Data entries
• • • • •
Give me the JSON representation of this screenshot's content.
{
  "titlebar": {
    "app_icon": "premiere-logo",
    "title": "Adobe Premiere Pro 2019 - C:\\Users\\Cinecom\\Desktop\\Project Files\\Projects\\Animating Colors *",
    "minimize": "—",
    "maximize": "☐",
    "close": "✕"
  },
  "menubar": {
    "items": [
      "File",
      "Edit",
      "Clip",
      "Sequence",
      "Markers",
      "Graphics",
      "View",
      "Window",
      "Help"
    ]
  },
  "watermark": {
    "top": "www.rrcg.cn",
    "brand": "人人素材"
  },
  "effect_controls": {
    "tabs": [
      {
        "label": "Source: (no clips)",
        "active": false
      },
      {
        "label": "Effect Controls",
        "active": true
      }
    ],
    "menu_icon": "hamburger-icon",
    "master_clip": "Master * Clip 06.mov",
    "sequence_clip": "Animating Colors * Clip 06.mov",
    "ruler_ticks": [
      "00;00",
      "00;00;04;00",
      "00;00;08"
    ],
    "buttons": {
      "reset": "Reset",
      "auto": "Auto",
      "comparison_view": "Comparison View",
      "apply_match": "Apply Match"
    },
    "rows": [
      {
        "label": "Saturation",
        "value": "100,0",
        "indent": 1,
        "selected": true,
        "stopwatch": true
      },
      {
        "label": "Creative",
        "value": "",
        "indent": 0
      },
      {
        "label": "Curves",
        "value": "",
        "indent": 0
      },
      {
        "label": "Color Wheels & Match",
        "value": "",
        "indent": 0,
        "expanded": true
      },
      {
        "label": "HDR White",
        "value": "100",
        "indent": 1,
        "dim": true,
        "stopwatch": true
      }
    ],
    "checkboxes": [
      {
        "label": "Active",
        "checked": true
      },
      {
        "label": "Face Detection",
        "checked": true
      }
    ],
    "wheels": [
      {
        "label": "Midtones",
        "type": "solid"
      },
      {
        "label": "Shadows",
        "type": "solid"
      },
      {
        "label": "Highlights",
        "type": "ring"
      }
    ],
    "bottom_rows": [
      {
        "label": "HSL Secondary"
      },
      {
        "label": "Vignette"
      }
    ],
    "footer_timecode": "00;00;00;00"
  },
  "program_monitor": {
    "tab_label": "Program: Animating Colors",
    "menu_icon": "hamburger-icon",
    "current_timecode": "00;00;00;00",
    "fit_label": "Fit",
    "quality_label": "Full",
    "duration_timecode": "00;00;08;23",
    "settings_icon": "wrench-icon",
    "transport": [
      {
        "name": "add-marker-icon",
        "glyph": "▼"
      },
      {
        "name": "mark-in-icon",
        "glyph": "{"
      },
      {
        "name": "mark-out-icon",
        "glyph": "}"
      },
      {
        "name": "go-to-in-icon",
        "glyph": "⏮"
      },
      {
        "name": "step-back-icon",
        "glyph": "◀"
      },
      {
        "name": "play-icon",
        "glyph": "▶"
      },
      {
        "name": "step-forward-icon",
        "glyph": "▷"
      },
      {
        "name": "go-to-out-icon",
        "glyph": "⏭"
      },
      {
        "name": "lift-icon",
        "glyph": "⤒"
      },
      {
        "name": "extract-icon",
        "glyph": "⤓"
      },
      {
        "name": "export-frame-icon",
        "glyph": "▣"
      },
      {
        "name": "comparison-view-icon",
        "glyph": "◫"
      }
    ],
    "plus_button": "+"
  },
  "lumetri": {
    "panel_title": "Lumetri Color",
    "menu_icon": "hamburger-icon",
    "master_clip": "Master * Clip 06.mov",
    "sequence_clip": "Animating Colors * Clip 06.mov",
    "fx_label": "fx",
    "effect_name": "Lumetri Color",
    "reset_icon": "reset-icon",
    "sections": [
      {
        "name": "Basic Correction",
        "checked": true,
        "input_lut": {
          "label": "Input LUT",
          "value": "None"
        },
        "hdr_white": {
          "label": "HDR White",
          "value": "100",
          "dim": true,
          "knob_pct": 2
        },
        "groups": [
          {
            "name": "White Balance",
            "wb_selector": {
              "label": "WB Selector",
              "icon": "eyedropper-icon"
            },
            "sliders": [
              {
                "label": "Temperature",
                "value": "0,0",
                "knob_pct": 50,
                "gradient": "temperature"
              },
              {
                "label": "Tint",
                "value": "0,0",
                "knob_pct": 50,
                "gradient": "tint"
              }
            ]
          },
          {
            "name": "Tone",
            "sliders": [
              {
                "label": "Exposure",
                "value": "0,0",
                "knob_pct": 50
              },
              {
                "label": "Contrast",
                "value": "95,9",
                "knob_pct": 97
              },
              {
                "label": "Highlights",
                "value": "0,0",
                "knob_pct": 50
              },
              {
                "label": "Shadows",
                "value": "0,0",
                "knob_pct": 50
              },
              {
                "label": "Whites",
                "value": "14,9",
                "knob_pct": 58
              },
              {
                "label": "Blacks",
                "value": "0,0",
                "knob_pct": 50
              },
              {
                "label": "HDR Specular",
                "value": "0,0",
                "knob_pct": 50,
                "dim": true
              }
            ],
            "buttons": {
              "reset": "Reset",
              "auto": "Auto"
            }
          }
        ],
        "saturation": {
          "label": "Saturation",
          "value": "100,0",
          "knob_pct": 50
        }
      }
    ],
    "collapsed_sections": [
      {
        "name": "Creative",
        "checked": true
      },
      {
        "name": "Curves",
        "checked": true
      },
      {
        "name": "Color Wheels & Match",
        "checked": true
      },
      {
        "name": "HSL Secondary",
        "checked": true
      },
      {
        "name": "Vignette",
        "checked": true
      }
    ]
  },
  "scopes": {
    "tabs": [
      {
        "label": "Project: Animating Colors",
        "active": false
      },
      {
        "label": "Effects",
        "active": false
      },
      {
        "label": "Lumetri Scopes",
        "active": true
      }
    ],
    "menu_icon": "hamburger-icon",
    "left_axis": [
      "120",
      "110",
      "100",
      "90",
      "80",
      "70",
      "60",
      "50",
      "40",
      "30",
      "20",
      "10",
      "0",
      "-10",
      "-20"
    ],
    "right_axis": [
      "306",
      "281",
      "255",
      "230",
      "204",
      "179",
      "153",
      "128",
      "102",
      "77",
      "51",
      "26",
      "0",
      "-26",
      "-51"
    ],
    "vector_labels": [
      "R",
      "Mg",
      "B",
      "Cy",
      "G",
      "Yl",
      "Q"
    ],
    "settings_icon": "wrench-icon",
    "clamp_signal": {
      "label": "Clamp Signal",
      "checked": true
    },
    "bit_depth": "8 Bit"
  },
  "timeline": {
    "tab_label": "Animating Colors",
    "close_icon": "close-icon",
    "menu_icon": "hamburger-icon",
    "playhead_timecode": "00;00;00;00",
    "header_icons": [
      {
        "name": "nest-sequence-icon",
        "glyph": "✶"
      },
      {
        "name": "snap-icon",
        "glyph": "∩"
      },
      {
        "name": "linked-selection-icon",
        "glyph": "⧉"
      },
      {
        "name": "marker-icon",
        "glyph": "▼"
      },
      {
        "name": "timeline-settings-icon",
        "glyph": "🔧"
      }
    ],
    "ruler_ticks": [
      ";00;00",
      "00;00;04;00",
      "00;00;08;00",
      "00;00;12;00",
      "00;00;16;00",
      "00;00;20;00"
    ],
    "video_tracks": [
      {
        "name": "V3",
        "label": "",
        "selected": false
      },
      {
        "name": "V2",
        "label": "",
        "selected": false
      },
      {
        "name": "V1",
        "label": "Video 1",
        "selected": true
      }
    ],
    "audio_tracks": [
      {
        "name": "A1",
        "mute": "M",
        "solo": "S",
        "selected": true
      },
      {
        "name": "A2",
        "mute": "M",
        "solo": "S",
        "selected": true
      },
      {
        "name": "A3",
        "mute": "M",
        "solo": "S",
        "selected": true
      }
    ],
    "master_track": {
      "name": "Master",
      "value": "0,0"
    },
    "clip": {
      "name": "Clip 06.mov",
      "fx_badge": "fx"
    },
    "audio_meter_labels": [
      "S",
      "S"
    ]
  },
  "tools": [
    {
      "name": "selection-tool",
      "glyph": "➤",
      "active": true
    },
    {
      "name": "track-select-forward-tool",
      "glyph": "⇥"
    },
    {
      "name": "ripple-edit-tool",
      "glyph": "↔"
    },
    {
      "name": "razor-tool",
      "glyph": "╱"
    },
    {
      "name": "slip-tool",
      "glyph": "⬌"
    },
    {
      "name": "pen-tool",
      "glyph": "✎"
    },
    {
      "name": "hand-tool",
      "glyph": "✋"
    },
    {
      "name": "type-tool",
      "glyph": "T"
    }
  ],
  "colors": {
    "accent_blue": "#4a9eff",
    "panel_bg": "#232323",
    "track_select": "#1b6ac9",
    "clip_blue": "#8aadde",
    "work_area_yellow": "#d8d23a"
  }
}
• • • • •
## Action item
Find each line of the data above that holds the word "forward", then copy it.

## Response to the task
        "name": "step-forward-icon",
      "name": "track-select-forward-tool",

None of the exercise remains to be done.